Federal, state, and local eviction moratoriums are rapidly expiring and the CARES Act supplemental unemployment benefits will end soon; at that time, millions of low-income renters will be at risk of losing their homes. The NLIHC estimates at least $100 billion in emergency rental assistance is needed to keep low-income renters stably housed during and after the pandemic. This tracker links to news reports of the growing evictions crisis in various cities and states. Check NLIHC's cumulative list of eviction updates.
Current eviction protections over all tenants except in cases of emergency. Landlords are required to over payment plans for renters if they are behind on rent. Landlords cannot initiate evictions, and law enforcement cannot executive eviction orders except in case of emergency. But hearings are still happening, and judgements are not stayed.
Updated: August 1

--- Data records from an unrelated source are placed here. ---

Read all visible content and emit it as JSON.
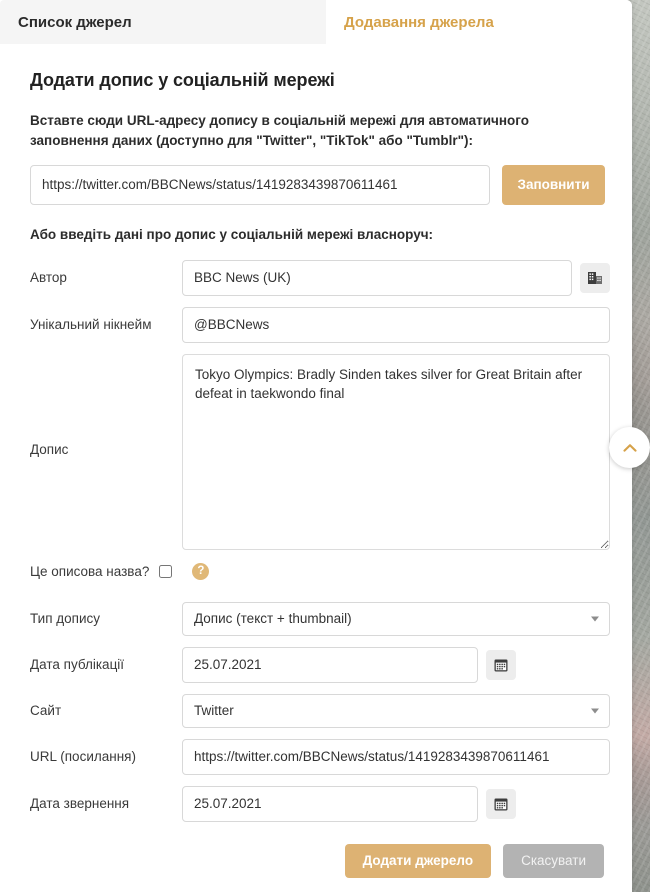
{
  "tabs": [
    {
      "label": "Список джерел",
      "active": false
    },
    {
      "label": "Додавання джерела",
      "active": true
    }
  ],
  "page_title": "Додати допис у соціальній мережі",
  "auto_fill": {
    "instructions": "Вставте сюди URL-адресу допису в соціальній мережі для автоматичного заповнення даних (доступно для \"Twitter\", \"TikTok\" або \"Tumblr\"):",
    "url_value": "https://twitter.com/BBCNews/status/1419283439870611461",
    "url_placeholder": "",
    "fill_button": "Заповнити"
  },
  "manual": {
    "subheading": "Або введіть дані про допис у соціальній мережі власноруч:",
    "author": {
      "label": "Автор",
      "value": "BBC News (UK)",
      "icon": "building-icon"
    },
    "nickname": {
      "label": "Унікальний нікнейм",
      "value": "@BBCNews"
    },
    "post": {
      "label": "Допис",
      "value": "Tokyo Olympics: Bradly Sinden takes silver for Great Britain after defeat in taekwondo final"
    },
    "descriptive": {
      "label": "Це описова назва?",
      "checked": false,
      "help": "?"
    },
    "post_type": {
      "label": "Тип допису",
      "value": "Допис (текст + thumbnail)",
      "options": [
        "Допис (текст + thumbnail)"
      ]
    },
    "publish_date": {
      "label": "Дата публікації",
      "value": "25.07.2021",
      "icon": "calendar-icon"
    },
    "site": {
      "label": "Сайт",
      "value": "Twitter",
      "options": [
        "Twitter"
      ]
    },
    "url": {
      "label": "URL (посилання)",
      "value": "https://twitter.com/BBCNews/status/1419283439870611461"
    },
    "access_date": {
      "label": "Дата звернення",
      "value": "25.07.2021",
      "icon": "calendar-icon"
    }
  },
  "actions": {
    "submit": "Додати джерело",
    "cancel": "Скасувати"
  },
  "floating": {
    "scroll_top_icon": "chevron-up-icon"
  },
  "colors": {
    "accent": "#d6a24a",
    "button": "#ddb273",
    "cancel": "#b3b3b3",
    "tab_inactive_bg": "#f5f5f5"
  }
}
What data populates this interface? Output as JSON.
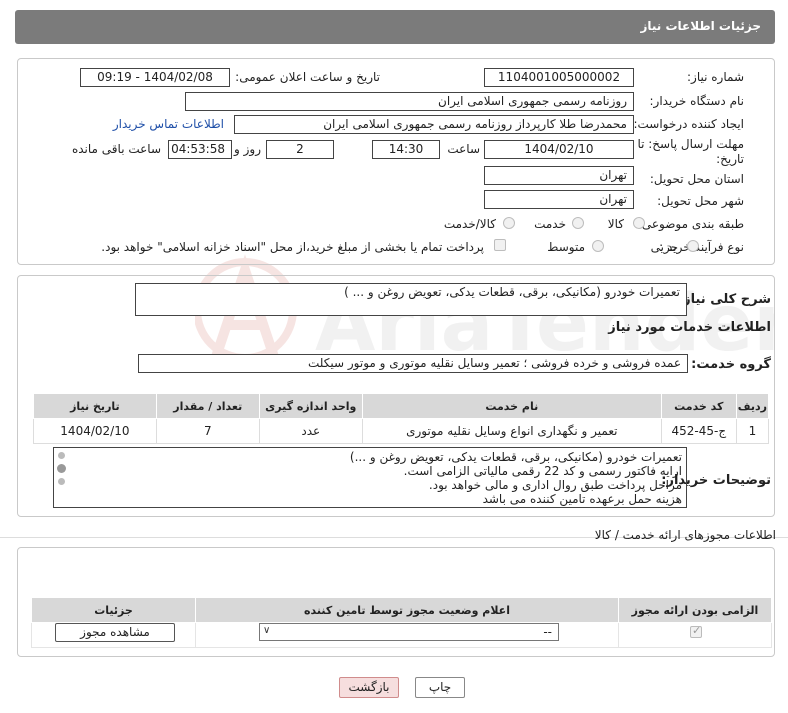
{
  "header": {
    "title": "جزئیات اطلاعات نیاز"
  },
  "fields": {
    "need_number_label": "شماره نیاز:",
    "need_number": "1104001005000002",
    "announce_label": "تاریخ و ساعت اعلان عمومی:",
    "announce_value": "1404/02/08 - 09:19",
    "buyer_org_label": "نام دستگاه خریدار:",
    "buyer_org": "روزنامه رسمی جمهوری اسلامی ایران",
    "creator_label": "ایجاد کننده درخواست:",
    "creator": "محمدرضا طلا کارپرداز روزنامه رسمی جمهوری اسلامی ایران",
    "buyer_contact_link": "اطلاعات تماس خریدار",
    "deadline_label_1": "مهلت ارسال پاسخ: تا",
    "deadline_label_2": "تاریخ:",
    "deadline_date": "1404/02/10",
    "time_label": "ساعت",
    "deadline_time": "14:30",
    "days_value": "2",
    "days_label": "روز و",
    "remaining_time": "04:53:58",
    "remaining_label": "ساعت باقی مانده",
    "province_label": "استان محل تحویل:",
    "province": "تهران",
    "city_label": "شهر محل تحویل:",
    "city": "تهران",
    "category_label": "طبقه بندی موضوعی:",
    "category_options": [
      "کالا",
      "خدمت",
      "کالا/خدمت"
    ],
    "process_label": "نوع فرآیند خرید :",
    "process_options": [
      "جزیی",
      "متوسط"
    ],
    "payment_note": "پرداخت تمام یا بخشی از مبلغ خرید،از محل \"اسناد خزانه اسلامی\" خواهد بود."
  },
  "summary": {
    "label": "شرح کلی نیاز:",
    "value": "تعمیرات خودرو (مکانیکی، برقی، قطعات یدکی، تعویض روغن و ... )"
  },
  "services": {
    "title": "اطلاعات خدمات مورد نیاز",
    "group_label": "گروه خدمت:",
    "group_value": "عمده فروشی و خرده فروشی ؛ تعمیر وسایل نقلیه موتوری و موتور سیکلت",
    "table": {
      "headers": [
        "ردیف",
        "کد خدمت",
        "نام خدمت",
        "واحد اندازه گیری",
        "تعداد / مقدار",
        "تاریخ نیاز"
      ],
      "rows": [
        [
          "1",
          "ج-45-452",
          "تعمیر و نگهداری انواع وسایل نقلیه موتوری",
          "عدد",
          "7",
          "1404/02/10"
        ]
      ]
    }
  },
  "buyer_notes": {
    "label": "توضیحات خریدار:",
    "lines": [
      "تعمیرات خودرو (مکانیکی، برقی، قطعات یدکی، تعویض روغن و ...)",
      "ارایه فاکتور رسمی و کد 22 رقمی مالیاتی الزامی است.",
      "مراحل پرداخت طبق روال اداری و مالی خواهد بود.",
      "هزینه حمل برعهده تامین کننده می باشد"
    ]
  },
  "permits": {
    "title": "اطلاعات مجوزهای ارائه خدمت / کالا",
    "headers": [
      "الزامی بودن ارائه مجوز",
      "اعلام وضعیت مجوز توسط تامین کننده",
      "جزئیات"
    ],
    "select_value": "--",
    "view_button": "مشاهده مجوز"
  },
  "footer": {
    "print_button": "چاپ",
    "back_button": "بازگشت"
  },
  "watermark": "AriaTender.net",
  "colors": {
    "header_bg": "#7b7b7b",
    "link": "#1f4fa8",
    "back_button_bg": "#f6dede"
  }
}
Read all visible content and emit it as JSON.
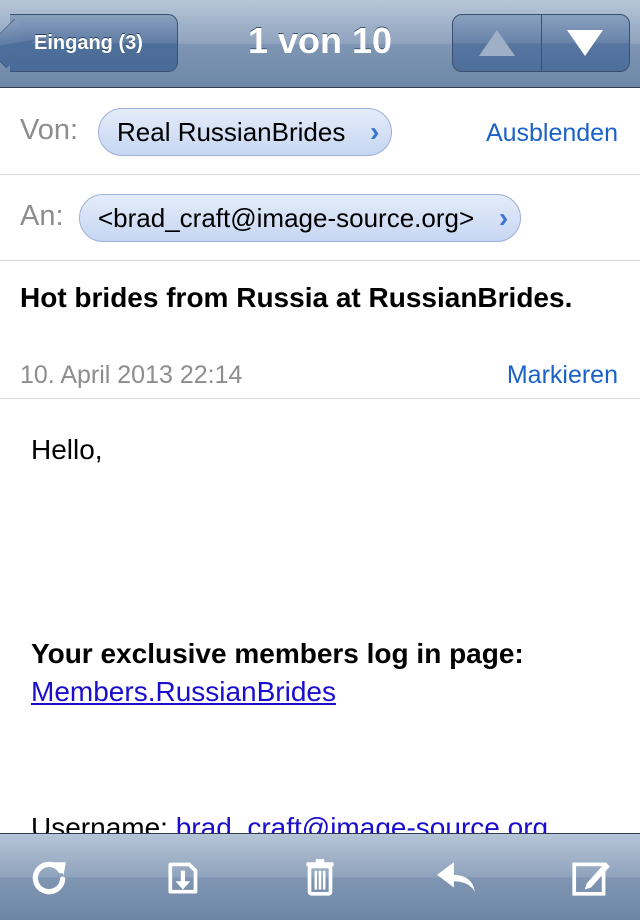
{
  "nav": {
    "back_label": "Eingang (3)",
    "title": "1 von 10",
    "prev_icon": "arrow-up-icon",
    "next_icon": "arrow-down-icon"
  },
  "header": {
    "from_label": "Von:",
    "from_value": "Real RussianBrides",
    "hide_label": "Ausblenden",
    "to_label": "An:",
    "to_value": "<brad_craft@image-source.org>",
    "subject": "Hot brides from Russia at RussianBrides.",
    "date": "10. April 2013 22:14",
    "flag_label": "Markieren"
  },
  "body": {
    "greeting": "Hello,",
    "members_heading": "Your exclusive members log in page:",
    "members_link": "Members.RussianBrides",
    "username_label": "Username:",
    "username_value": "brad_craft@image-source.org"
  },
  "toolbar": {
    "items": [
      "refresh-icon",
      "move-to-folder-icon",
      "trash-icon",
      "reply-icon",
      "compose-icon"
    ]
  }
}
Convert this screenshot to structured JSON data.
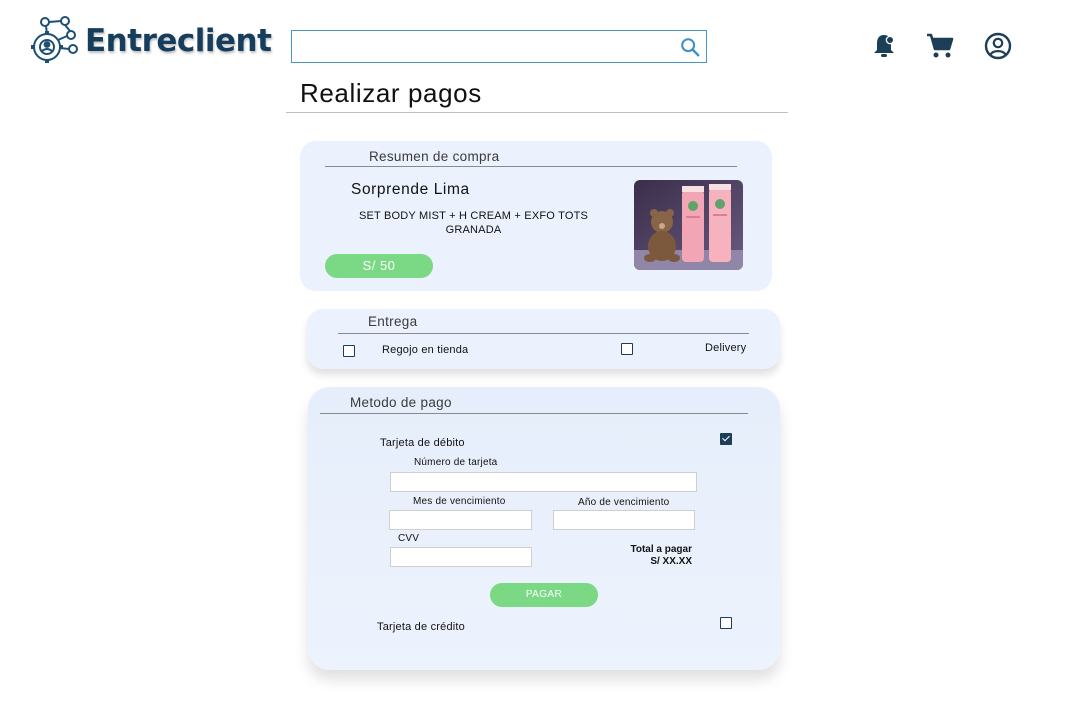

In the third week of July, 1 in 5 adults in Washington reported they had missed their previous housing payment or had little confidence they would make their next one on time, according to a weekly survey conducted by the Census. In the same survey, over a quarter of a million renters reported they had not paid their previous rental payment.
Updated: July 29
According to a weekly survey by the Census, 1 in 5 adults in the state either missed their last housing payment or have little/no confidence of being able to make next month’s housing payment.
One in 5 renters in Seattle doubt they can make July’s rent.
Updated: July 16COVID-19 Resources Other
What to Know About Housing and Rent During the COVID-19 Emergency? https://tinyurl.com/y74ox85d
Arbor Realty Trust launched an innovative $2 million rental assistance program to help thousands of tenants and families significantly impacted by the COVID-19 outbreak. Arbor is contributing $1 million to the program and participating borrowers will match Arbor's advances to its tenants in need to help fill the rent gap during the hard-hit months of May and June. Together, the partnership program will provide $2 million in relief. https://tinyurl.com/y9r6x9vb